▸ Interface dataset entries:
————————

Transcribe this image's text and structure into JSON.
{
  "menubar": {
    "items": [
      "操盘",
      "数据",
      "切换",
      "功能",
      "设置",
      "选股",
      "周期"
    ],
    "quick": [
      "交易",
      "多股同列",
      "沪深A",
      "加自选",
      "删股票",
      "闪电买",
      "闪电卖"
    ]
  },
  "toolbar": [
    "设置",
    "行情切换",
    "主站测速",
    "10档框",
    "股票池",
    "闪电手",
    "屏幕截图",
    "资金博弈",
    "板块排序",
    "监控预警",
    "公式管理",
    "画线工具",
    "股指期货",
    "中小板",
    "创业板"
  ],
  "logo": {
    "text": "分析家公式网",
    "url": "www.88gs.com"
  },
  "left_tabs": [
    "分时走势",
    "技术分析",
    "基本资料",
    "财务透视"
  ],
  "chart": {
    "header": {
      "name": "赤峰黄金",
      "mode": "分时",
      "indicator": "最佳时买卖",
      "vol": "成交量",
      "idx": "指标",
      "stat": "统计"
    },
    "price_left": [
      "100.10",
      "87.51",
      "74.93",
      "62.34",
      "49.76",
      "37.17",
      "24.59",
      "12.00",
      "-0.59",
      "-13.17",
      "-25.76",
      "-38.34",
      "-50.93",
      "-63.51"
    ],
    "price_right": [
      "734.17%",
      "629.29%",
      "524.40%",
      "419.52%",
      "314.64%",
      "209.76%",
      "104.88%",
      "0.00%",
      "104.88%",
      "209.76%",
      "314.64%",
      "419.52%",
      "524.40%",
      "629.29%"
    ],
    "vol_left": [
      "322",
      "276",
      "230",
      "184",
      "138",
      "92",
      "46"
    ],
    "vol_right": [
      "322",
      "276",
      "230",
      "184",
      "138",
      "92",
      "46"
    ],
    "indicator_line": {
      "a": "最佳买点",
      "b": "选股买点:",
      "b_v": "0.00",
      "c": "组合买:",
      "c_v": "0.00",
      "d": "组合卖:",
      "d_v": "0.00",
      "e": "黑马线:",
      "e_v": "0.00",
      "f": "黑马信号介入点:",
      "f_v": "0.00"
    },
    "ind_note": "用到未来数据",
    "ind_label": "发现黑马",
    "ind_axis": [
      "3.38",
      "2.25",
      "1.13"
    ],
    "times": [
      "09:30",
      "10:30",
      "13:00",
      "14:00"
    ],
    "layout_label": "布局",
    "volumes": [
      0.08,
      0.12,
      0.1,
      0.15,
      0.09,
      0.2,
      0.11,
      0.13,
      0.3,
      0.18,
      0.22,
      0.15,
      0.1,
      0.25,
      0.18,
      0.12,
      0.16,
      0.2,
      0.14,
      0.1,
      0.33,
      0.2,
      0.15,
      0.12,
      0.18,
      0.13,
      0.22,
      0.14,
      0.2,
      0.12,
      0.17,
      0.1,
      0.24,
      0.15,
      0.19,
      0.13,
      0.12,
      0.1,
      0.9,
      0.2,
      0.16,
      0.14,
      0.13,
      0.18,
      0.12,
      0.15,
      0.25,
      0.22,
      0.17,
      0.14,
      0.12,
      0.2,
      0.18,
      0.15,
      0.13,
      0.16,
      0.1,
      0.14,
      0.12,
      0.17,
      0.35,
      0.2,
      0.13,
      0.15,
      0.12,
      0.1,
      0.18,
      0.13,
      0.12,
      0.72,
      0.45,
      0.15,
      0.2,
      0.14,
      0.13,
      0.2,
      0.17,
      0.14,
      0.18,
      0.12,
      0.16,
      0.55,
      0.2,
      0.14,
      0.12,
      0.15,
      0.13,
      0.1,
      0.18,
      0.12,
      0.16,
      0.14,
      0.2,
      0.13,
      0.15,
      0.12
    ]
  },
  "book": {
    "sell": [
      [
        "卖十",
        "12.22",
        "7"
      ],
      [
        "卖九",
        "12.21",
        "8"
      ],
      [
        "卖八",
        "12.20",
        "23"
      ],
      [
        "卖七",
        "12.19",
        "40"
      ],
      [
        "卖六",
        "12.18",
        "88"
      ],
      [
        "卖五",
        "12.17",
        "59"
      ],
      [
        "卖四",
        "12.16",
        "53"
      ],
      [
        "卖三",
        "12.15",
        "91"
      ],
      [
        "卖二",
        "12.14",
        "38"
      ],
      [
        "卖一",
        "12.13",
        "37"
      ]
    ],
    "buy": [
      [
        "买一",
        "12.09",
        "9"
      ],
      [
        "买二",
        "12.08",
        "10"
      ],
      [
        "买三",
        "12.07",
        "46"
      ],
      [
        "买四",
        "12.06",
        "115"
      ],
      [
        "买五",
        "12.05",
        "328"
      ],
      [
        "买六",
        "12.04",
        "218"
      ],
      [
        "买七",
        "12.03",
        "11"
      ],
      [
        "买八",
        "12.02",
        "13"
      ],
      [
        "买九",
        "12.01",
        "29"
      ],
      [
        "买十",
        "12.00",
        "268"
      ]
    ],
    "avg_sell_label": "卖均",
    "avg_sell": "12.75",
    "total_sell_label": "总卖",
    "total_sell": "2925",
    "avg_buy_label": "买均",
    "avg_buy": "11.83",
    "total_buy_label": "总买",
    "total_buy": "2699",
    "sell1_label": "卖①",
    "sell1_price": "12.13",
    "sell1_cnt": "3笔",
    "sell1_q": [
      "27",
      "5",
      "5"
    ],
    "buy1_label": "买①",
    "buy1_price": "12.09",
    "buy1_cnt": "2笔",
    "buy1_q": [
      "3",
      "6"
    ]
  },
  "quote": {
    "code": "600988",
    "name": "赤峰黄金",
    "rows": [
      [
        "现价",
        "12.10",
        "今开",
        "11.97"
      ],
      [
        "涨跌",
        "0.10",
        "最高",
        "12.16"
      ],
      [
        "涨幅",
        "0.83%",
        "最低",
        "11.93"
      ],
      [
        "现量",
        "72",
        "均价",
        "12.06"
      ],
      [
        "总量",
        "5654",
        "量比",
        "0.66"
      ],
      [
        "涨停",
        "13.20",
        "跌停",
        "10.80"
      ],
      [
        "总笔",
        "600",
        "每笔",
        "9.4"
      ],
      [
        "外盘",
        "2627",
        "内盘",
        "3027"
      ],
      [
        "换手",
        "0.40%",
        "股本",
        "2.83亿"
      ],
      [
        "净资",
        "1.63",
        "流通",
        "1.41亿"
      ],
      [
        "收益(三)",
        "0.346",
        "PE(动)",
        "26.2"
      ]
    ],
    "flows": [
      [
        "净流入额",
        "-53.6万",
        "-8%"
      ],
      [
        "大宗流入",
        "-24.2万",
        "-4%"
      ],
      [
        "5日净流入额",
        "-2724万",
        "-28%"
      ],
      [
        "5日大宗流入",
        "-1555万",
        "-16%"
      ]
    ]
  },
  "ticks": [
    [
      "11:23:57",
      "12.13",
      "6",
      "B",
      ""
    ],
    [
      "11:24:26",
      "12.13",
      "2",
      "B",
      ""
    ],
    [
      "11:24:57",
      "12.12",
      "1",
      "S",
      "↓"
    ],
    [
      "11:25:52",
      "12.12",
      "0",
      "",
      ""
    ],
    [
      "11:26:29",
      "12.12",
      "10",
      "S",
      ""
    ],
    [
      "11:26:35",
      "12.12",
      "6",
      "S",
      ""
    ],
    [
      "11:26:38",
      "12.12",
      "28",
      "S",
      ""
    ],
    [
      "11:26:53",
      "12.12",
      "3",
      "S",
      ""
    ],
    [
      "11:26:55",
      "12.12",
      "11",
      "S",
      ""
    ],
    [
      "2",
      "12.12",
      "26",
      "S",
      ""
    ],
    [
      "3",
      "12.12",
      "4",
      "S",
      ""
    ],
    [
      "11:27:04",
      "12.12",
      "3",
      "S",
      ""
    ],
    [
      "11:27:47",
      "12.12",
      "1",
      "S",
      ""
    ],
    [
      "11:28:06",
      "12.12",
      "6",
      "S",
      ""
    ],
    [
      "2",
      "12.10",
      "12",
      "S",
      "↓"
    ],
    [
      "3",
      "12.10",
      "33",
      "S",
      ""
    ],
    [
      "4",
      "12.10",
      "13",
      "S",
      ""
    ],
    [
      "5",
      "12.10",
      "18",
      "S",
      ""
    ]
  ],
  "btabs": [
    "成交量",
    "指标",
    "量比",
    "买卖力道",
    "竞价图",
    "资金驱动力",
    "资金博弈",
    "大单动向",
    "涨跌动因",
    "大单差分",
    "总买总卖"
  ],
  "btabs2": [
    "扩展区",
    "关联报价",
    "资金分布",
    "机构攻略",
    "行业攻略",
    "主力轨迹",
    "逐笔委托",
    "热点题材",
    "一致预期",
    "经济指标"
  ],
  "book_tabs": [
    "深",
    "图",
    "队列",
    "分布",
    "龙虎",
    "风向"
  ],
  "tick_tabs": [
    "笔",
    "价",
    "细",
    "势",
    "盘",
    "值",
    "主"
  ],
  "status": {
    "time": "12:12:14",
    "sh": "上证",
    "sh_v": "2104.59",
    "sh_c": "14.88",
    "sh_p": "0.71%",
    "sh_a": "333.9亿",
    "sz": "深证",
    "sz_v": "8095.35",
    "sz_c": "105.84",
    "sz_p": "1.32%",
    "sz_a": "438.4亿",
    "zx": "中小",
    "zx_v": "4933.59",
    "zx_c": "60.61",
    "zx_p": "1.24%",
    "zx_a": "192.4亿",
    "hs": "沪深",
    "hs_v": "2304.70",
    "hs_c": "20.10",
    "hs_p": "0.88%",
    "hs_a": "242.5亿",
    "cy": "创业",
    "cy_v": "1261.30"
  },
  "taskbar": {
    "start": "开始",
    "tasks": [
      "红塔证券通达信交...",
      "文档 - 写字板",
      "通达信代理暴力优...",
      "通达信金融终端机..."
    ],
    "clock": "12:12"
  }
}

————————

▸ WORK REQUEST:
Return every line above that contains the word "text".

▸ THE COMPLETED TASK:
Transcribe this image's text and structure into JSON.
    "text": "分析家公式网",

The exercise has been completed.